Reproduce every record below exactly, without the pictures.

[Provided data]

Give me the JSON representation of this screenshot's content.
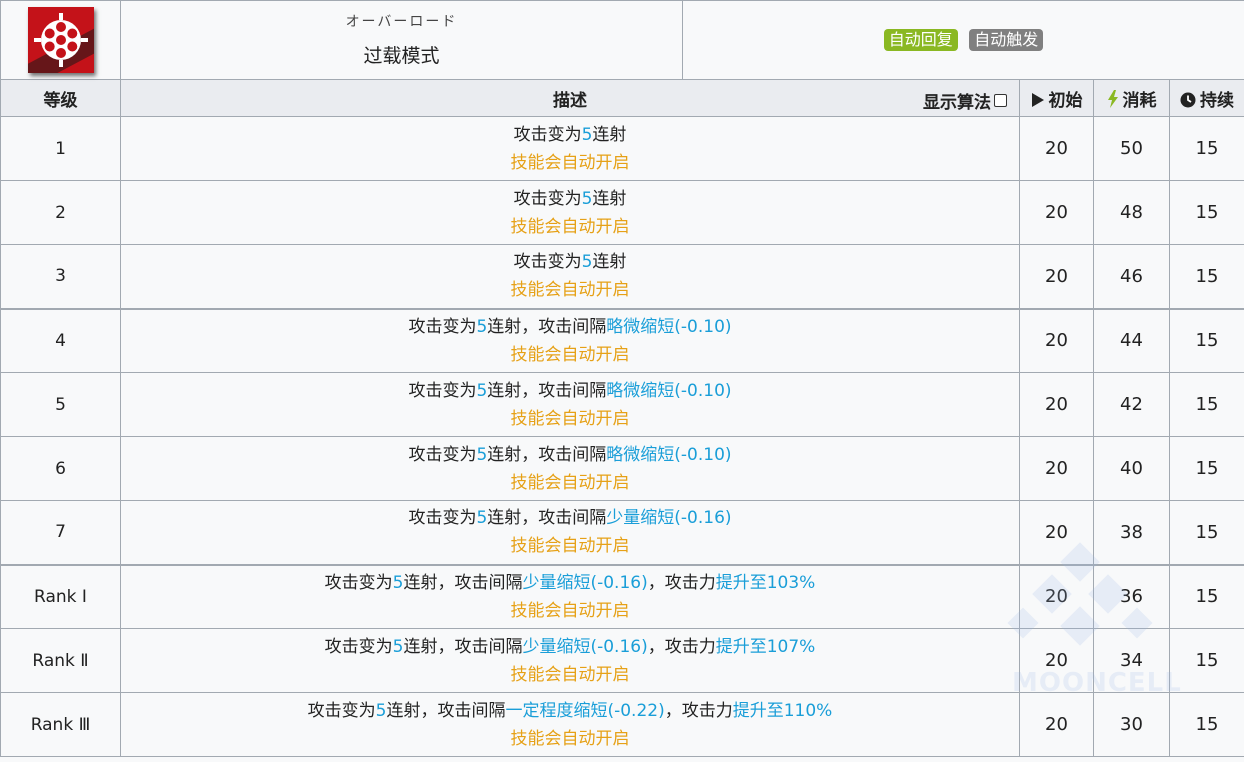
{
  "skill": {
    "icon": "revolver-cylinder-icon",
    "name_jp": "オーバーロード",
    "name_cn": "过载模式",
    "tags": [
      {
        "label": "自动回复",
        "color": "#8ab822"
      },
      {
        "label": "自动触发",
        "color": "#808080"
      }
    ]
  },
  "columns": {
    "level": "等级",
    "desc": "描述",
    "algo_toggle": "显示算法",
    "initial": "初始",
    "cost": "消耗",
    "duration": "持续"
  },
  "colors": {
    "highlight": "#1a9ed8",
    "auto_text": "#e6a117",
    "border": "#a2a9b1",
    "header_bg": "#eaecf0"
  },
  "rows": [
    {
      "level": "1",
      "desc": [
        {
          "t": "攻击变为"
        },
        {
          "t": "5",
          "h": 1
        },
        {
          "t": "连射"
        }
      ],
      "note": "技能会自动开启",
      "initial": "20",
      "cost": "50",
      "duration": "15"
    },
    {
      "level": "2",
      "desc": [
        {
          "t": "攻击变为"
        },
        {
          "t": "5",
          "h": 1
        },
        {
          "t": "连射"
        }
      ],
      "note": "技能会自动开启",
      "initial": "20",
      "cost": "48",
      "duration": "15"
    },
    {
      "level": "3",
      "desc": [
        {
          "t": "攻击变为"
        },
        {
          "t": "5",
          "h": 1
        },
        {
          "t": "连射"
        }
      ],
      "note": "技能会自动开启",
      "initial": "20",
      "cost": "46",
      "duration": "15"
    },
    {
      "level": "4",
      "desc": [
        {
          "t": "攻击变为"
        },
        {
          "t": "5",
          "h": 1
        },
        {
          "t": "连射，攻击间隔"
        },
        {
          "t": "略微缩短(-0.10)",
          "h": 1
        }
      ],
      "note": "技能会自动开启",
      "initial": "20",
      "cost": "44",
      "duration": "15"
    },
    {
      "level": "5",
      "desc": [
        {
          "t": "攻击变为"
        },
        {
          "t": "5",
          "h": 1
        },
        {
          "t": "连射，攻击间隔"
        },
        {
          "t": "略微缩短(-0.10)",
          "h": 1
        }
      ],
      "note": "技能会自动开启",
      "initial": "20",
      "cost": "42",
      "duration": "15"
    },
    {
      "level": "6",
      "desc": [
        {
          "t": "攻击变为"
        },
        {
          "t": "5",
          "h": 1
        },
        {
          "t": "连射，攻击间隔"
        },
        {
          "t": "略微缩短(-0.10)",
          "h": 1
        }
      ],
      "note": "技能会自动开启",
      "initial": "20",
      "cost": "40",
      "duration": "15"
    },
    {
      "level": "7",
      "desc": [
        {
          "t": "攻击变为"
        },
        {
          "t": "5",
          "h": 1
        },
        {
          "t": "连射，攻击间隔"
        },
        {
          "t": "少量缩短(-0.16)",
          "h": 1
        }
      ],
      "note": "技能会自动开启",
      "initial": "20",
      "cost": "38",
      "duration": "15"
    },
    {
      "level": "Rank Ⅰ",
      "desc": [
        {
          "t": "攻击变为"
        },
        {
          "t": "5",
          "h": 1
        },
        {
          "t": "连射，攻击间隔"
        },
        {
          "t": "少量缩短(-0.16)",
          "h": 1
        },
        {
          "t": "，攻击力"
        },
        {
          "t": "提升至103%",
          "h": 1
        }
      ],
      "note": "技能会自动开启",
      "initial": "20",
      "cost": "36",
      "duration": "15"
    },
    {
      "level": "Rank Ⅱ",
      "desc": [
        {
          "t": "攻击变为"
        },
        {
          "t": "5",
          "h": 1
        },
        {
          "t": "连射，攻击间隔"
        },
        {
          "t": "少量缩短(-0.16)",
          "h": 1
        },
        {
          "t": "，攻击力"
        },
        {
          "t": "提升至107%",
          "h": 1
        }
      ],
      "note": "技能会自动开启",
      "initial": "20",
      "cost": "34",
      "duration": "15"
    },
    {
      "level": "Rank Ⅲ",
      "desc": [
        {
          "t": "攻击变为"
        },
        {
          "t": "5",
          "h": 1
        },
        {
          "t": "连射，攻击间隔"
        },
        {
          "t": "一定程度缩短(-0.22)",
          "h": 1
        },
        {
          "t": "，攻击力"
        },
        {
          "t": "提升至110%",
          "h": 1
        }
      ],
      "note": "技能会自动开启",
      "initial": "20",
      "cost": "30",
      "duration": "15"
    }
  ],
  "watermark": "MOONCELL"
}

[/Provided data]

**Answer to this exercise**
Give me the JSON representation of this screenshot's content.
{
  "skill": {
    "icon": "revolver-cylinder-icon",
    "name_jp": "オーバーロード",
    "name_cn": "过载模式",
    "tags": [
      {
        "label": "自动回复",
        "color": "#8ab822"
      },
      {
        "label": "自动触发",
        "color": "#808080"
      }
    ]
  },
  "columns": {
    "level": "等级",
    "desc": "描述",
    "algo_toggle": "显示算法",
    "initial": "初始",
    "cost": "消耗",
    "duration": "持续"
  },
  "colors": {
    "highlight": "#1a9ed8",
    "auto_text": "#e6a117",
    "border": "#a2a9b1",
    "header_bg": "#eaecf0"
  },
  "rows": [
    {
      "level": "1",
      "desc": [
        {
          "t": "攻击变为"
        },
        {
          "t": "5",
          "h": 1
        },
        {
          "t": "连射"
        }
      ],
      "note": "技能会自动开启",
      "initial": "20",
      "cost": "50",
      "duration": "15"
    },
    {
      "level": "2",
      "desc": [
        {
          "t": "攻击变为"
        },
        {
          "t": "5",
          "h": 1
        },
        {
          "t": "连射"
        }
      ],
      "note": "技能会自动开启",
      "initial": "20",
      "cost": "48",
      "duration": "15"
    },
    {
      "level": "3",
      "desc": [
        {
          "t": "攻击变为"
        },
        {
          "t": "5",
          "h": 1
        },
        {
          "t": "连射"
        }
      ],
      "note": "技能会自动开启",
      "initial": "20",
      "cost": "46",
      "duration": "15"
    },
    {
      "level": "4",
      "desc": [
        {
          "t": "攻击变为"
        },
        {
          "t": "5",
          "h": 1
        },
        {
          "t": "连射，攻击间隔"
        },
        {
          "t": "略微缩短(-0.10)",
          "h": 1
        }
      ],
      "note": "技能会自动开启",
      "initial": "20",
      "cost": "44",
      "duration": "15"
    },
    {
      "level": "5",
      "desc": [
        {
          "t": "攻击变为"
        },
        {
          "t": "5",
          "h": 1
        },
        {
          "t": "连射，攻击间隔"
        },
        {
          "t": "略微缩短(-0.10)",
          "h": 1
        }
      ],
      "note": "技能会自动开启",
      "initial": "20",
      "cost": "42",
      "duration": "15"
    },
    {
      "level": "6",
      "desc": [
        {
          "t": "攻击变为"
        },
        {
          "t": "5",
          "h": 1
        },
        {
          "t": "连射，攻击间隔"
        },
        {
          "t": "略微缩短(-0.10)",
          "h": 1
        }
      ],
      "note": "技能会自动开启",
      "initial": "20",
      "cost": "40",
      "duration": "15"
    },
    {
      "level": "7",
      "desc": [
        {
          "t": "攻击变为"
        },
        {
          "t": "5",
          "h": 1
        },
        {
          "t": "连射，攻击间隔"
        },
        {
          "t": "少量缩短(-0.16)",
          "h": 1
        }
      ],
      "note": "技能会自动开启",
      "initial": "20",
      "cost": "38",
      "duration": "15"
    },
    {
      "level": "Rank Ⅰ",
      "desc": [
        {
          "t": "攻击变为"
        },
        {
          "t": "5",
          "h": 1
        },
        {
          "t": "连射，攻击间隔"
        },
        {
          "t": "少量缩短(-0.16)",
          "h": 1
        },
        {
          "t": "，攻击力"
        },
        {
          "t": "提升至103%",
          "h": 1
        }
      ],
      "note": "技能会自动开启",
      "initial": "20",
      "cost": "36",
      "duration": "15"
    },
    {
      "level": "Rank Ⅱ",
      "desc": [
        {
          "t": "攻击变为"
        },
        {
          "t": "5",
          "h": 1
        },
        {
          "t": "连射，攻击间隔"
        },
        {
          "t": "少量缩短(-0.16)",
          "h": 1
        },
        {
          "t": "，攻击力"
        },
        {
          "t": "提升至107%",
          "h": 1
        }
      ],
      "note": "技能会自动开启",
      "initial": "20",
      "cost": "34",
      "duration": "15"
    },
    {
      "level": "Rank Ⅲ",
      "desc": [
        {
          "t": "攻击变为"
        },
        {
          "t": "5",
          "h": 1
        },
        {
          "t": "连射，攻击间隔"
        },
        {
          "t": "一定程度缩短(-0.22)",
          "h": 1
        },
        {
          "t": "，攻击力"
        },
        {
          "t": "提升至110%",
          "h": 1
        }
      ],
      "note": "技能会自动开启",
      "initial": "20",
      "cost": "30",
      "duration": "15"
    }
  ],
  "watermark": "MOONCELL"
}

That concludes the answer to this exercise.